Your answer should hold all lines of the entries that include the word "detail".

> **Task data**
+-------+

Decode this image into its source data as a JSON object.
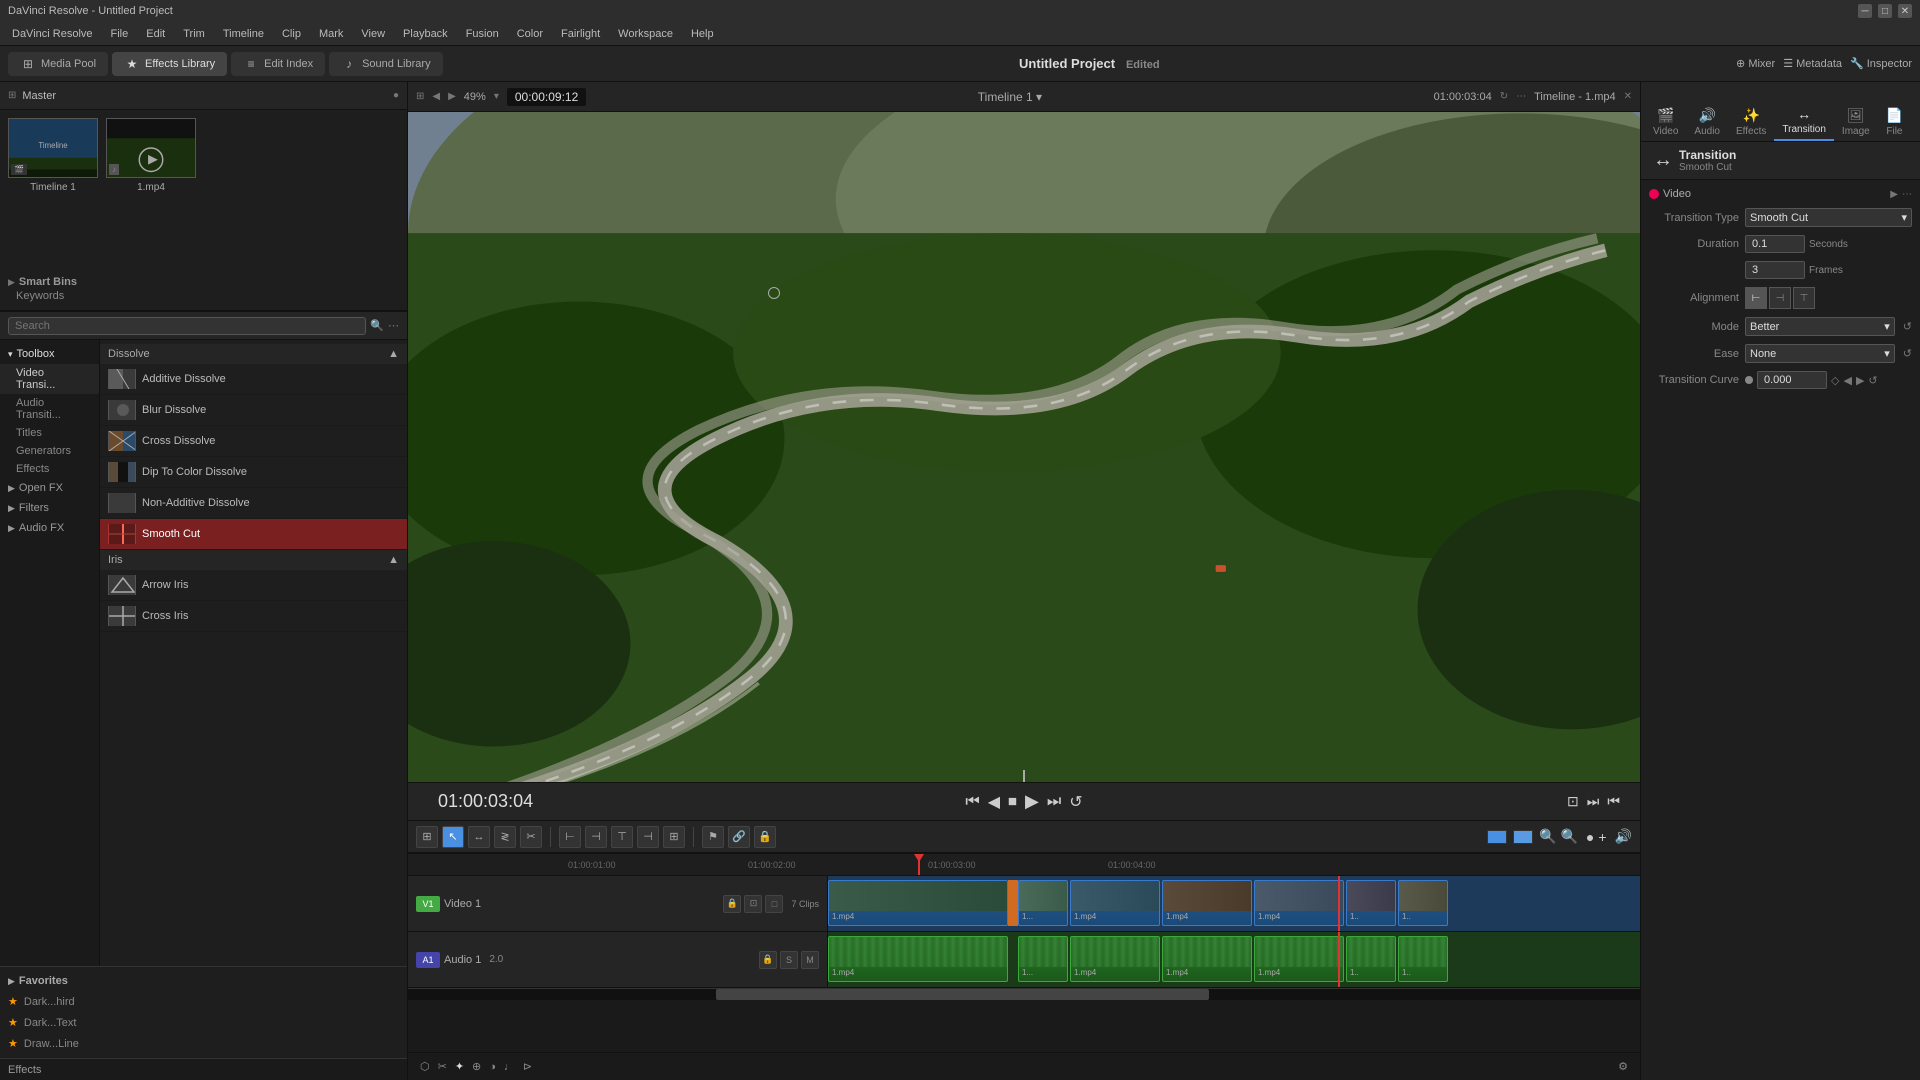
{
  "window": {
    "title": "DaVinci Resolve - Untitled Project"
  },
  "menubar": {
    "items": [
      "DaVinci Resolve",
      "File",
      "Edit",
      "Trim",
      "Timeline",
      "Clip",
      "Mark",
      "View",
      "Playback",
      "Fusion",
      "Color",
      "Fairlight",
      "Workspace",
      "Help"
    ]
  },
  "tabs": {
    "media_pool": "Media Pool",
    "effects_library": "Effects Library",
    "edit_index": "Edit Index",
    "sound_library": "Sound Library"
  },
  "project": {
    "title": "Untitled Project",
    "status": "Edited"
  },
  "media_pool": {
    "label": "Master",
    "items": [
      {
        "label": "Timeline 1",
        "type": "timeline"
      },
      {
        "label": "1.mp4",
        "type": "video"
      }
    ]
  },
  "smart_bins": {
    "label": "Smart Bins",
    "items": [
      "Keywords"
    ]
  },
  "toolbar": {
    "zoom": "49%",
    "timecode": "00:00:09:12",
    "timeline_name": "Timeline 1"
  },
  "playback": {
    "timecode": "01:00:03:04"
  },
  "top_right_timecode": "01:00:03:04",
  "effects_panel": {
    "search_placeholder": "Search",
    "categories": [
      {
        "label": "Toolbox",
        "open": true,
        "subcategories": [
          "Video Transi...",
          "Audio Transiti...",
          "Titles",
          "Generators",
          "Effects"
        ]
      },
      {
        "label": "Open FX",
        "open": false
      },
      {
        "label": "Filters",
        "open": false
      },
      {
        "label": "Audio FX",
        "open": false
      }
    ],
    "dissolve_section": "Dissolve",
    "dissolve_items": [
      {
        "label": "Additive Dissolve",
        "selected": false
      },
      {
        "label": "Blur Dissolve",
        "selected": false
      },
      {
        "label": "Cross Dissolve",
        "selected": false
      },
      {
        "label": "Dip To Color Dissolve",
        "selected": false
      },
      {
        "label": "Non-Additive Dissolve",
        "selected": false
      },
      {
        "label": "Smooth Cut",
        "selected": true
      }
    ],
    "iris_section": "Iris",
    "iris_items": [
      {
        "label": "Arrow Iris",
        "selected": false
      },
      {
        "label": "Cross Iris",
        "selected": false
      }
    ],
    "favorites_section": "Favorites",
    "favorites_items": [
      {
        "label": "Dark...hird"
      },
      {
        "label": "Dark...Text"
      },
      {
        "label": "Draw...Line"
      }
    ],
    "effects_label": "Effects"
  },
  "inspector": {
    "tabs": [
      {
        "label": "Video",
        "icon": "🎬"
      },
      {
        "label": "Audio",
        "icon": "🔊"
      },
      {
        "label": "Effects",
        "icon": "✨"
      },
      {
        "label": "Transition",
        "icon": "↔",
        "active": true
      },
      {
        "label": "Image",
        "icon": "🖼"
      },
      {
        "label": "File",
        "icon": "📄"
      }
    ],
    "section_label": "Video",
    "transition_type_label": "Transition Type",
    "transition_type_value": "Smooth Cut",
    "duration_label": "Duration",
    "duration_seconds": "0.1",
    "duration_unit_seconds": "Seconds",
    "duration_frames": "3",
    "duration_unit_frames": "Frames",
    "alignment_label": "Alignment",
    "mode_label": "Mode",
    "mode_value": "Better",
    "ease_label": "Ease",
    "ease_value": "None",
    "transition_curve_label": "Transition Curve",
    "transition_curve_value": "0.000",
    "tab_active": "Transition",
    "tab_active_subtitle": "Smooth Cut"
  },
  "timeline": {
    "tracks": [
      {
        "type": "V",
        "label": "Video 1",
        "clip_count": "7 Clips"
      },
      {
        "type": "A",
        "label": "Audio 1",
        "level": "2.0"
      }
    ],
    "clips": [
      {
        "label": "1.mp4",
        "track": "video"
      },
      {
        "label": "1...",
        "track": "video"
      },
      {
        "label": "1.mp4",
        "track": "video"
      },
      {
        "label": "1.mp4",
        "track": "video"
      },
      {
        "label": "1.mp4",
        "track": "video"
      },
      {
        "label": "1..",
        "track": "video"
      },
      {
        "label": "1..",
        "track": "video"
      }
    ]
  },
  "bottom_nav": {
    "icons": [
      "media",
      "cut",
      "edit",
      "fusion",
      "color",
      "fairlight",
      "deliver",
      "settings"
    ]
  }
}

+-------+

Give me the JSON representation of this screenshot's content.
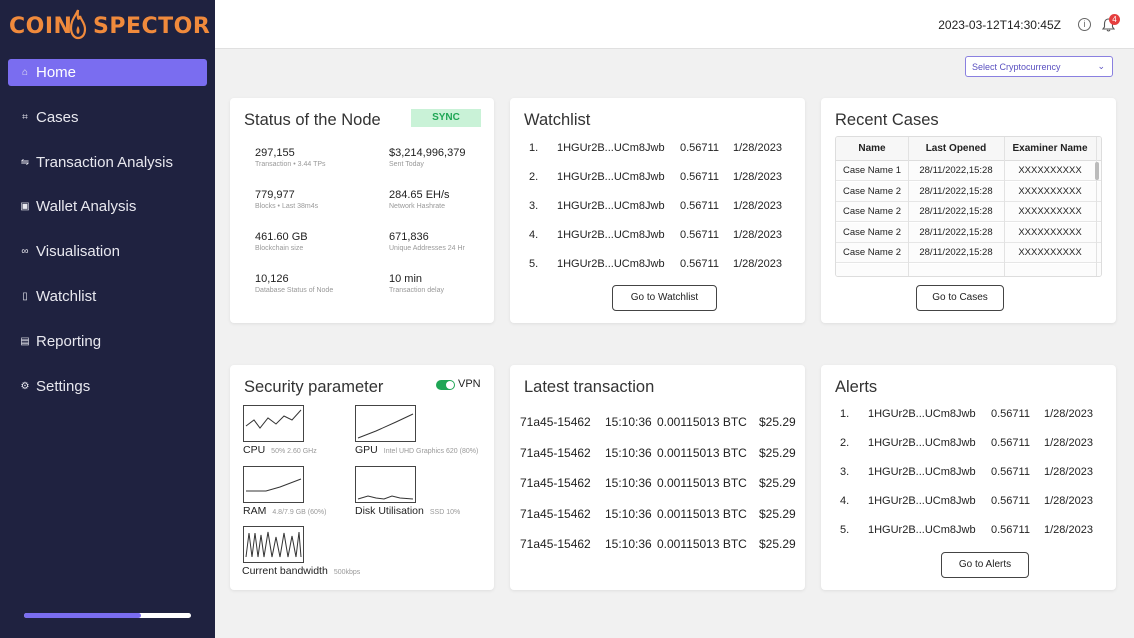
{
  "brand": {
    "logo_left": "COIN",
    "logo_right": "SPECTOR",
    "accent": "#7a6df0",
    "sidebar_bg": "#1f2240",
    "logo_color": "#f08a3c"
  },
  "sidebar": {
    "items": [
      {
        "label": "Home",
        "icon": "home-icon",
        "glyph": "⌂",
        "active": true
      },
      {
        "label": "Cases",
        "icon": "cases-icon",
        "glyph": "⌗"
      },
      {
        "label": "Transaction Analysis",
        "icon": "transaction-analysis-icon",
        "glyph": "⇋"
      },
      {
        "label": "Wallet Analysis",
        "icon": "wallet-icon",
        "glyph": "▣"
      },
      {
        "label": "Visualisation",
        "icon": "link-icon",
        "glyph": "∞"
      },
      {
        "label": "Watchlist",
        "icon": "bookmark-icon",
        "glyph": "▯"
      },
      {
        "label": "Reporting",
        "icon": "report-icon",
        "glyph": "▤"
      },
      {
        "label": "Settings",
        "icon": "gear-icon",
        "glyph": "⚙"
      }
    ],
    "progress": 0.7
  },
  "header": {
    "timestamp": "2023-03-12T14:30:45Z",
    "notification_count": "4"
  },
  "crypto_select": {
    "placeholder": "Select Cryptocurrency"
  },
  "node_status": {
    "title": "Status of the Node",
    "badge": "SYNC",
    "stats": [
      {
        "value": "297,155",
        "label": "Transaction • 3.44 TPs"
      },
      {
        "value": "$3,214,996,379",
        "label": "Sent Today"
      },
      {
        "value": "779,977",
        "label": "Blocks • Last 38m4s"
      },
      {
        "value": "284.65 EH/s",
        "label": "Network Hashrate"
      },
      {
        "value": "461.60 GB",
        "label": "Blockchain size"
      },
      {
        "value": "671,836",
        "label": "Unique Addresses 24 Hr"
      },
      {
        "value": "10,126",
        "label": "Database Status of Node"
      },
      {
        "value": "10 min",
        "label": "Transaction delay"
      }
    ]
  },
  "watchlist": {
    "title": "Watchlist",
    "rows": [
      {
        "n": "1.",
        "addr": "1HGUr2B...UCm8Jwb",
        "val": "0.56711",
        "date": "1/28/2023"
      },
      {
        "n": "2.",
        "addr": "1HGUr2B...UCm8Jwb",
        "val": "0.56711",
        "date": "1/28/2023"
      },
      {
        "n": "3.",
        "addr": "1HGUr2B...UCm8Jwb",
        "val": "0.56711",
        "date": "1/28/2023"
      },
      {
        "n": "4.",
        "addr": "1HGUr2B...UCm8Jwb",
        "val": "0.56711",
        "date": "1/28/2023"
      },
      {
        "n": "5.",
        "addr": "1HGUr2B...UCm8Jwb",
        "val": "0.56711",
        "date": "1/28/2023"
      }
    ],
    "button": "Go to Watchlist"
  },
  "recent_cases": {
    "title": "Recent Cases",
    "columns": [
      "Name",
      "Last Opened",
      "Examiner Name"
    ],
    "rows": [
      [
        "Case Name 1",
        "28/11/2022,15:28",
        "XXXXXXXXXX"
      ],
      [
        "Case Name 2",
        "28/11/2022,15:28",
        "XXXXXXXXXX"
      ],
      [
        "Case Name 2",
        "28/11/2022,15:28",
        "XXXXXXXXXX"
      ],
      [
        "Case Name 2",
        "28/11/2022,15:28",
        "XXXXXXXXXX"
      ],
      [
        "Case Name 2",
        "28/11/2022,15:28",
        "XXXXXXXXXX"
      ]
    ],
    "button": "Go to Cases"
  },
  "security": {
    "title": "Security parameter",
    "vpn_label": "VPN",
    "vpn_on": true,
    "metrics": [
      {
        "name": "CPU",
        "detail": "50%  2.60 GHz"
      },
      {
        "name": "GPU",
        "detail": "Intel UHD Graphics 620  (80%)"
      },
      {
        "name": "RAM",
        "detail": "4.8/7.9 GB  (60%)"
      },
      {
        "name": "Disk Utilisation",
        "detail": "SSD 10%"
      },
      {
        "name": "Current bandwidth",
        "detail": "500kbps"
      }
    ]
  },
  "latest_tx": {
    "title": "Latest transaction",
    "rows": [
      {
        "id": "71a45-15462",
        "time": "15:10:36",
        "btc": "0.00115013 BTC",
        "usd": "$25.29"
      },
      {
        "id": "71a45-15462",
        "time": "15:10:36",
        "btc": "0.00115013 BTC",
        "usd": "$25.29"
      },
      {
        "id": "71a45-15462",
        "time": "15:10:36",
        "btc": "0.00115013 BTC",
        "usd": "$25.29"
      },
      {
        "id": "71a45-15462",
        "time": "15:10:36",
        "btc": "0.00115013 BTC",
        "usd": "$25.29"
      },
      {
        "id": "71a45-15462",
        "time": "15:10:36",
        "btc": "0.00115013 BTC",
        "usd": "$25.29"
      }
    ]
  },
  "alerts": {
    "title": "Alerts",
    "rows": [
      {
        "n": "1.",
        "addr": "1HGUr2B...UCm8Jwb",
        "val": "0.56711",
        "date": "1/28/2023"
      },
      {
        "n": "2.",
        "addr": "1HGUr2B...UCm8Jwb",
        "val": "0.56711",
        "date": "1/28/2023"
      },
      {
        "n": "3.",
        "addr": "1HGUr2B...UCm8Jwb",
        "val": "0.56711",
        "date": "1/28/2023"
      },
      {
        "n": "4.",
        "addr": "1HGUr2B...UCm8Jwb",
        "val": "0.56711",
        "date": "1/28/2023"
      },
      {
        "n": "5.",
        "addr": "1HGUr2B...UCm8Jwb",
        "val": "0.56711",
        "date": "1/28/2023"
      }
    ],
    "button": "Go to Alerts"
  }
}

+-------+

> **Task output**
        "detail": "50%  2.60 GHz"
        "detail": "Intel UHD Graphics 620  (80%)"
        "detail": "4.8/7.9 GB  (60%)"
        "detail": "SSD 10%"
        "detail": "500kbps"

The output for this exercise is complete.